“Assuming you’re consuming many fruits and vegetables, you’re also getting more phytochemicals and antioxidants from your diet,” she says. Both these powerful substances significantly reduce the risk of chronic illnesses.
Con: Vegan diets are lacking in some vital nutrients.
Unfortunately, a diet that excludes all animal products does have some nutritional drawbacks.
Rodriguez cites calcium, omega-3 fatty acids, vitamin B-12 and folate—all of which are present in meat and dairy—as key nutrients a vegan diet can lack. Over time, inadequate consumption of these can result in a host of problems, including loss of bone and muscle mass, she says.
The reduced or even (in some extreme cases) non-existent levels of vitamin B-12 in a strict vegan diet are of particular concern to Keller. Vitamin B-12 has many implications for the smooth running of the central nervous system and for optimizing metabolic functions and in her view, it’s very difficult to get adequate amounts of B-12 from fruits and vegetables alone.
“If you’re not getting enough B-12, you may feel weakness, fatigue, constipation, and lack of appetite,” Keller says. “Without proper amounts of B-12, an infant cannot thrive, and as we age, we have fewer of the gastric acids that synthesize the B-12 from foods, so that’s why my recommendation for B-12 is so strong.”
Pro: There are alternative sources of B-12, one of those important nutrients.
While Mangels—who has been a vegan for 25 years—agrees that vitamin B-12 is only found in meat, dairy and eggs, she also points out that there are plenty of other sources for this important nutrient that many vegans can and do include in their diets. Vitamin B-12 is present in fortified foods, including cereals and plant milk (soy and other), in tofu, and in nutritional yeast, she says.
And while Rodriguez advocates a “foods first” philosophy, she also believes that “there is a sound rationale for supplements,” for vitamin B-12 and other key nutrients, which many vegans do take. Her caveat there, though, would be to ensure that supplements “are taken with reason and not in excess to avoid toxicity.”
Pro: It’s getting easier and easier to buy plant proteins.
The United Nations has declared 2016 as The International Year of Pulses, to heighten public awareness of their nutritional benefits and their importance to sustainable agriculture and food security worldwide.

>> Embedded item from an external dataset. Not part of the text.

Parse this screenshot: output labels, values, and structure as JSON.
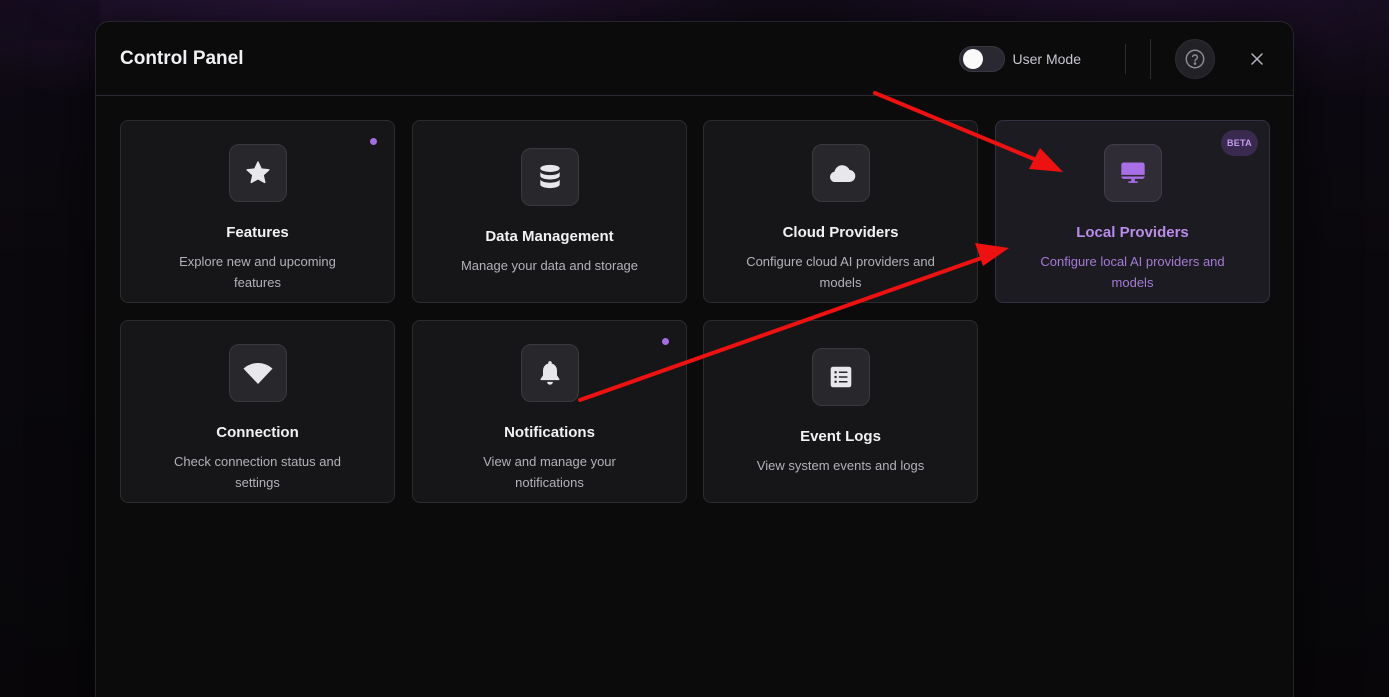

Pulses, an important faction of the broader legume family, have been a staple food of many cultures around the world for centuries and they are just one example of the numerous forms of alternative protein sources that are now available for those who don’t eat meat or consume dairy.
While animal products offer a complete package of all the essential amino acids that our body needs (and are an omnivores go-to for them), pulses—which include dried peas, kidney beans, chickpeas, fava beans, black beans and adzuki beans, among others—are an unparalleled source of complete plant protein, Montag says, containing all the essential amino acids we require.
Con: Relying on pulses for protein can bring on…discomfort.
But getting the most out of legumes, pulses and other alternative forms of protein requires paying constant attention to combining them with the right grains to ensure proper nutrition, something that many Americans still find difficult to do, Keller says, because it requires a certain amount of planning.
Digesting alternative protein sources can also prove challenging to people who are not used to them: “They can make you feel bloated, they can make your digestive tract feel off,” Keller says. “Many people will feel bad because of this as their system adjusts and they’re not making the necessary adjustments as far as hydration goes to accommodate these new protein sources, so they just feel uncomfortable.”
Pro: Veganism is more environmentally sustainable.
That it takes approximately 1,600 gallons of water to produce a single pound of beef is no secret. Scientists established that fact more than a decade ago and they have also shown that producing one pound of animal protein requires about 100 times more water than producing one pound of grain protein.